At the same time, however, Newark’s downtown is undergoing a mini renaissance. The city has invested heavily in new and refurbished parks, including a boardwalk along the Passaic River. Panasonic moved its North American headquarters to a new office building. Prudential is building a new 20-story tower. Audible.com, the world’s largest producer of audio content, now calls Newark home. A $150 million Richard Meier-designed Teachers Village project just opened. It includes three charter schools and 205 apartments for teachers. The historic Hahne department store building is being turned into a Whole Foods with 200 new apartments above. Several other downtown properties have been brought back to life as residential lofts. Rutgers is turning an abandoned 1920s skyscraper into dorms for 400 students. A Courtyard by Mariott, Newark’s first new hotel in 40 years, recently opened, and a new, swanky Hotel Indigo is set to open steps away.
Many in Newark’s business community remain nonplussed by the idea of a Baraka mayoralty. They note that Baraka has struck a very moderate tone during the campaign and doubt that he would do anything to damage the city’s fledging renaissance. Newark’s deputy mayor for economic development, Daniel Jennings, says, “I don’t see development slowing down no matter who wins. Both candidates are pro-growth.” Others are less sanguine. “This guy is as radical as they come,” one prominent business owner tells me. “He makes de Blasio look like Ronald Reagan.”
Jeffries has a new talking point in his effort to paint Baraka as anti-economic development. “We had a debate the other night,” Jeffries tells me. “He talked about five new taxes. He talked about a toll road on McCarter Highway [Newark’s main entry point]. I don’t know what world he is living in where he thinks that is going to force investment into Newark.” The communication director of the Baraka campaign, Frank Baraff, insists that Baraka was only “speaking hypothetically about possible ways to raise revenue for the city.”
Baraka doesn’t seem too concerned about his radical image. “People call me a radical. Well, we’ve got radical problems,” he said recently. But others disagree. “Newark stands at a crossroads. Newark needs a leader who solves problems, not someone who throws bricks," says Jeffries supporter Councilman Anibal Ramos Jr. "Newark needs a chief executive officer, not a protester-in-chief."

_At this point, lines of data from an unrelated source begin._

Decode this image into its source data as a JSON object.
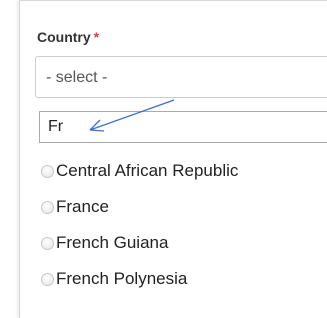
{
  "form": {
    "country_label": "Country",
    "required_mark": "*",
    "select_value": "- select -"
  },
  "dropdown": {
    "search_value": "Fr",
    "options": [
      {
        "label": "Central African Republic"
      },
      {
        "label": "France"
      },
      {
        "label": "French Guiana"
      },
      {
        "label": "French Polynesia"
      }
    ]
  },
  "colors": {
    "required": "#e43d3d",
    "annotation_arrow": "#3a6fd0",
    "border": "#cccccc"
  }
}
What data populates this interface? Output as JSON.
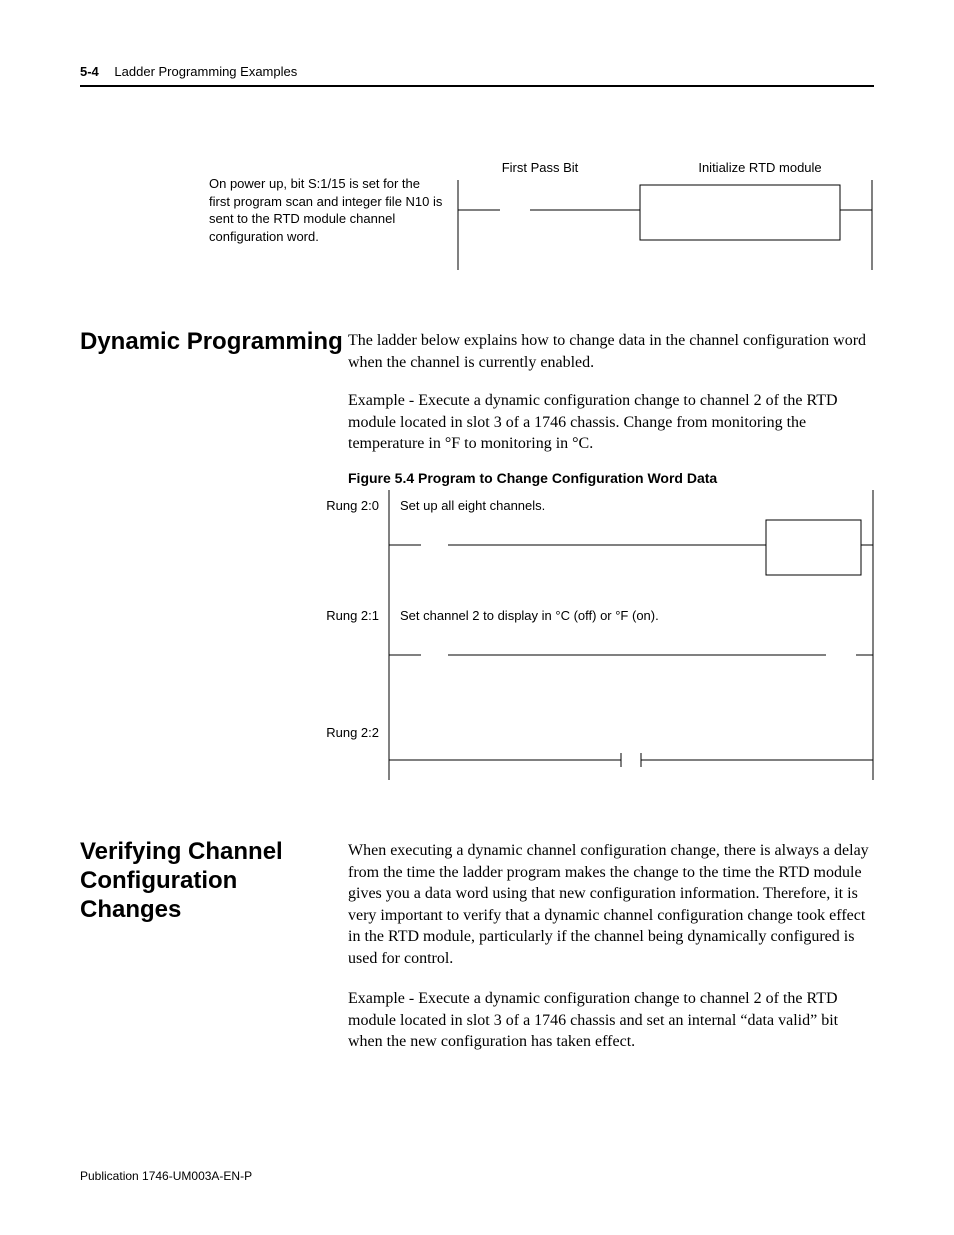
{
  "header": {
    "page_num": "5-4",
    "chapter": "Ladder Programming Examples"
  },
  "ladder_top": {
    "note": "On power up, bit S:1/15 is set for the first program scan and integer file N10 is sent to the RTD module channel configuration word.",
    "first_pass": "First Pass Bit",
    "init_rtd": "Initialize RTD module"
  },
  "sec1": {
    "heading": "Dynamic Programming",
    "p1": "The ladder below explains how to change data in the channel configuration word when the channel is currently enabled.",
    "p2": "Example - Execute a dynamic configuration change to channel 2 of the RTD module located in slot 3 of a 1746 chassis. Change from monitoring the temperature in °F to monitoring in °C."
  },
  "figure": {
    "caption": "Figure 5.4 Program to Change Configuration Word Data",
    "rung0": {
      "label": "Rung 2:0",
      "comment": "Set up all eight channels."
    },
    "rung1": {
      "label": "Rung 2:1",
      "comment": "Set channel 2 to display in °C (off) or °F (on)."
    },
    "rung2": {
      "label": "Rung 2:2"
    }
  },
  "sec2": {
    "heading": "Verifying Channel Configuration Changes",
    "p1": "When executing a dynamic channel configuration change, there is always a delay from the time the ladder program makes the change to the time the RTD module gives you a data word using that new configuration information. Therefore, it is very important to verify that a dynamic channel configuration change took effect in the RTD module, particularly if the channel being dynamically configured is used for control.",
    "p2": "Example - Execute a dynamic configuration change to channel 2 of the RTD module located in slot 3 of a 1746 chassis and set an internal “data valid” bit when the new configuration has taken effect."
  },
  "footer": {
    "publication": "Publication 1746-UM003A-EN-P"
  }
}
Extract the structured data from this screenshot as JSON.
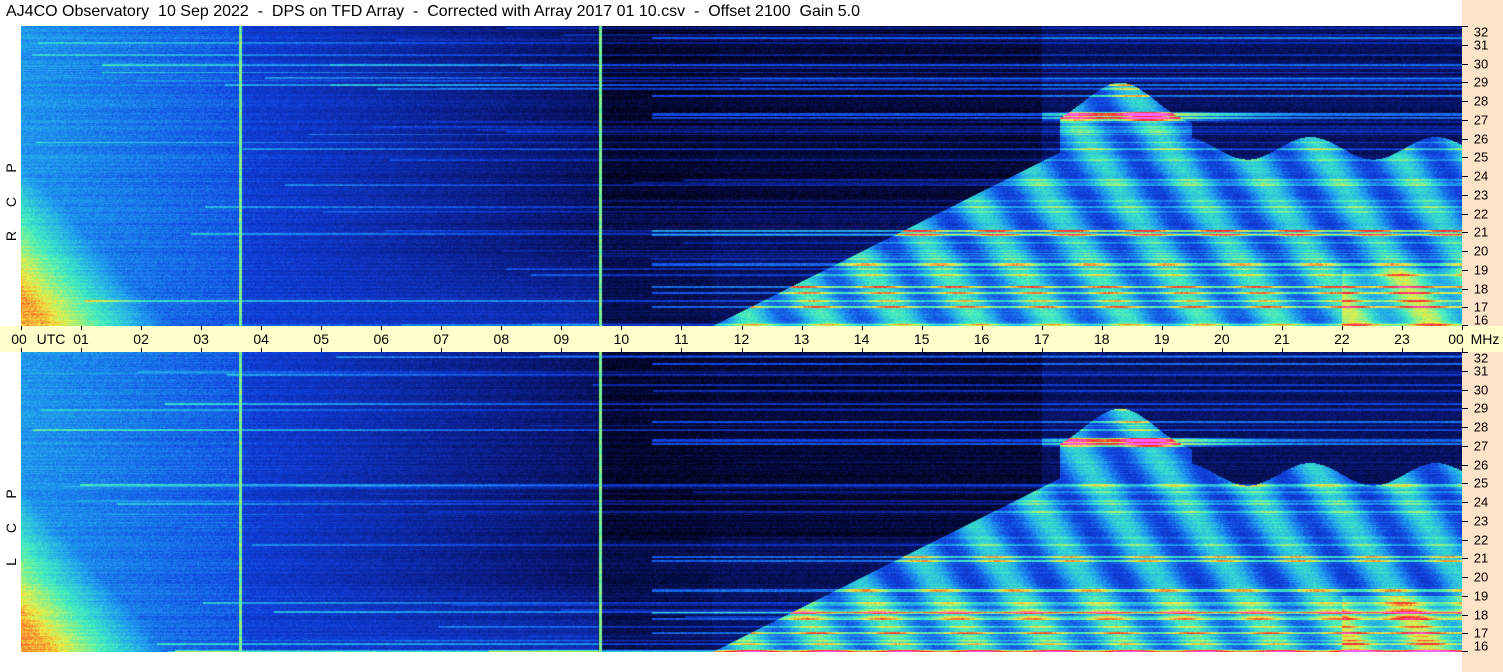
{
  "title": "AJ4CO Observatory  10 Sep 2022  -  DPS on TFD Array  -  Corrected with Array 2017 01 10.csv  -  Offset 2100  Gain 5.0",
  "chart_data": [
    {
      "type": "heatmap",
      "panel": "upper",
      "polarization_label": [
        "R",
        "C",
        "P"
      ],
      "x_axis": {
        "label": "UTC",
        "range_hours": [
          0,
          24
        ],
        "tick_labels": [
          "00",
          "01",
          "02",
          "03",
          "04",
          "05",
          "06",
          "07",
          "08",
          "09",
          "10",
          "11",
          "12",
          "13",
          "14",
          "15",
          "16",
          "17",
          "18",
          "19",
          "20",
          "21",
          "22",
          "23",
          "00"
        ]
      },
      "y_axis": {
        "label": "MHz",
        "range": [
          16,
          32
        ],
        "tick_labels": [
          "16",
          "17",
          "18",
          "19",
          "20",
          "21",
          "22",
          "23",
          "24",
          "25",
          "26",
          "27",
          "28",
          "29",
          "30",
          "31",
          "32"
        ]
      },
      "colormap": [
        "#000010",
        "#0a1a80",
        "#1040e0",
        "#20a0f0",
        "#40f0c0",
        "#f0f040",
        "#ff2020",
        "#ff60ff"
      ],
      "vertical_lines_utc": [
        3.65,
        9.65
      ]
    },
    {
      "type": "heatmap",
      "panel": "lower",
      "polarization_label": [
        "L",
        "C",
        "P"
      ],
      "x_axis": {
        "label": "UTC",
        "range_hours": [
          0,
          24
        ]
      },
      "y_axis": {
        "label": "MHz",
        "range": [
          16,
          32
        ],
        "tick_labels": [
          "16",
          "17",
          "18",
          "19",
          "20",
          "21",
          "22",
          "23",
          "24",
          "25",
          "26",
          "27",
          "28",
          "29",
          "30",
          "31",
          "32"
        ]
      },
      "colormap": [
        "#000010",
        "#0a1a80",
        "#1040e0",
        "#20a0f0",
        "#40f0c0",
        "#f0f040",
        "#ff2020",
        "#ff60ff"
      ],
      "vertical_lines_utc": [
        3.65,
        9.65
      ]
    }
  ],
  "axis": {
    "utc_label": "UTC",
    "mhz_label": "MHz"
  }
}
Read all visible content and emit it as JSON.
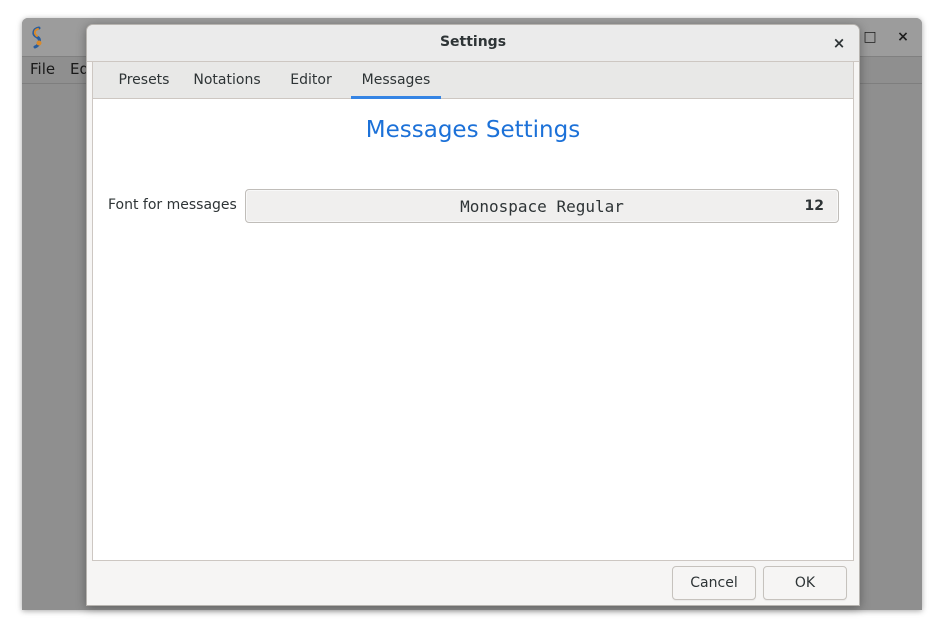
{
  "main_window": {
    "menu": [
      "File",
      "Ed"
    ],
    "controls": {
      "maximize": "□",
      "close": "×"
    }
  },
  "dialog": {
    "title": "Settings",
    "close_glyph": "×",
    "tabs": [
      {
        "label": "Presets",
        "active": false
      },
      {
        "label": "Notations",
        "active": false
      },
      {
        "label": "Editor",
        "active": false
      },
      {
        "label": "Messages",
        "active": true
      }
    ],
    "heading": "Messages Settings",
    "font_field": {
      "label": "Font for messages",
      "font_name": "Monospace Regular",
      "font_size": "12"
    },
    "buttons": {
      "cancel": "Cancel",
      "ok": "OK"
    }
  },
  "colors": {
    "accent": "#3584e4",
    "heading": "#1c71d8",
    "window_dim": "#8f8f8f"
  }
}
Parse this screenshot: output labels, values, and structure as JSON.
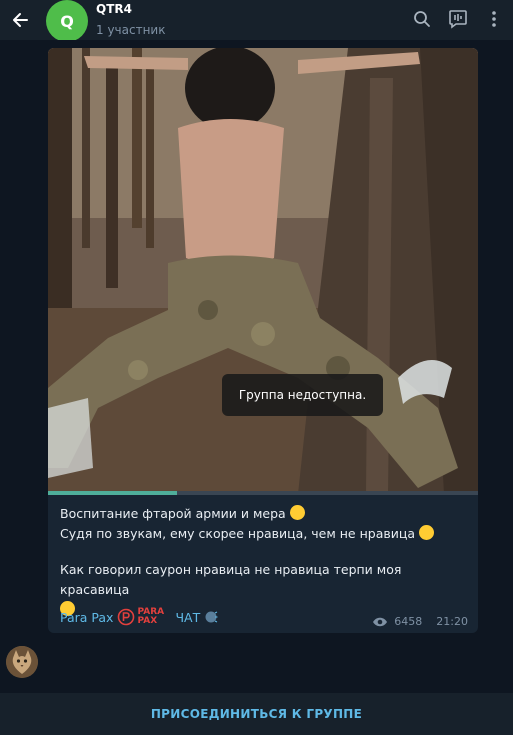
{
  "header": {
    "avatar_letter": "Q",
    "title": "QTR4",
    "subtitle": "1 участник"
  },
  "message": {
    "toast": "Группа недоступна.",
    "line1": "Воспитание фтарой армии и мера",
    "line2": "Судя по звукам, ему скорее нравица, чем не нравица",
    "line3": "Как говорил саурон нравица не нравица терпи моя красавица",
    "signature_name": "Para Pax",
    "signature_logo": "PARA PAX",
    "signature_chat": "ЧАТ",
    "views": "6458",
    "time": "21:20",
    "video_progress": 0.3
  },
  "join_button": "ПРИСОЕДИНИТЬСЯ К ГРУППЕ",
  "colors": {
    "header_bg": "#17212b",
    "chat_bg": "#0e1621",
    "bubble_bg": "#182533",
    "accent": "#5fb9e6",
    "avatar_green": "#4fbd4a",
    "progress": "#4fae9a"
  }
}
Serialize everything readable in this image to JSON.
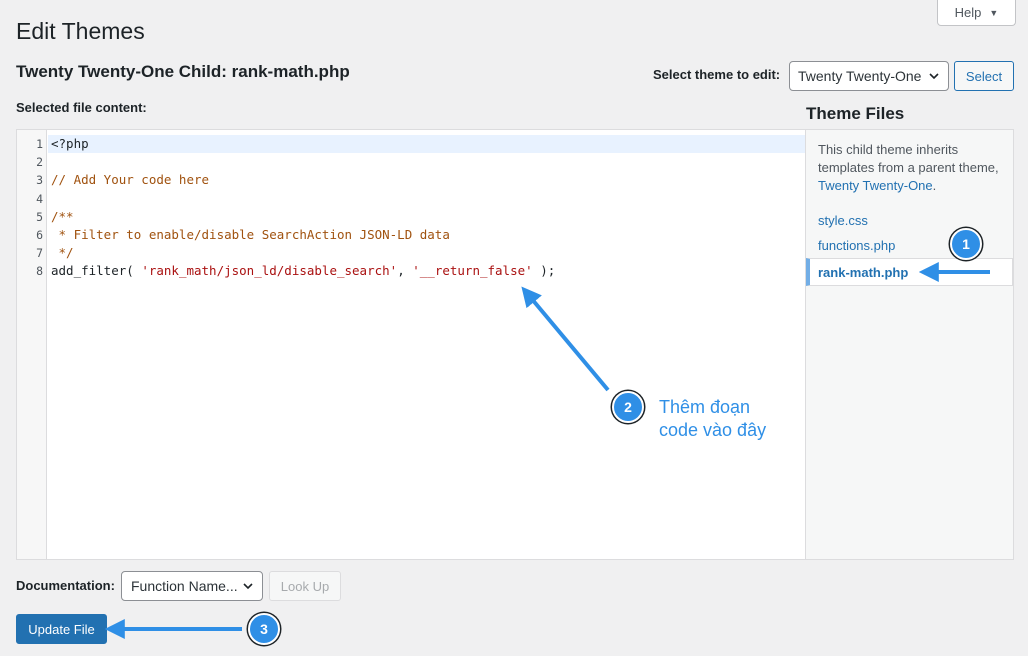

Whether Newark chooses the moderate and measured Jeffries or the fiery and flamboyant Baraka, there is cause for optimism. Although Newark faces enormous challenges, there are green shoots sprouting up all over the city. One hopes they will be nurtured and continue to grow, whichever candidate emerges victorious next Tuesday.
Correction: This story has been updated to show that Newark's unemployment rate is 13%, not 14% as originally reported.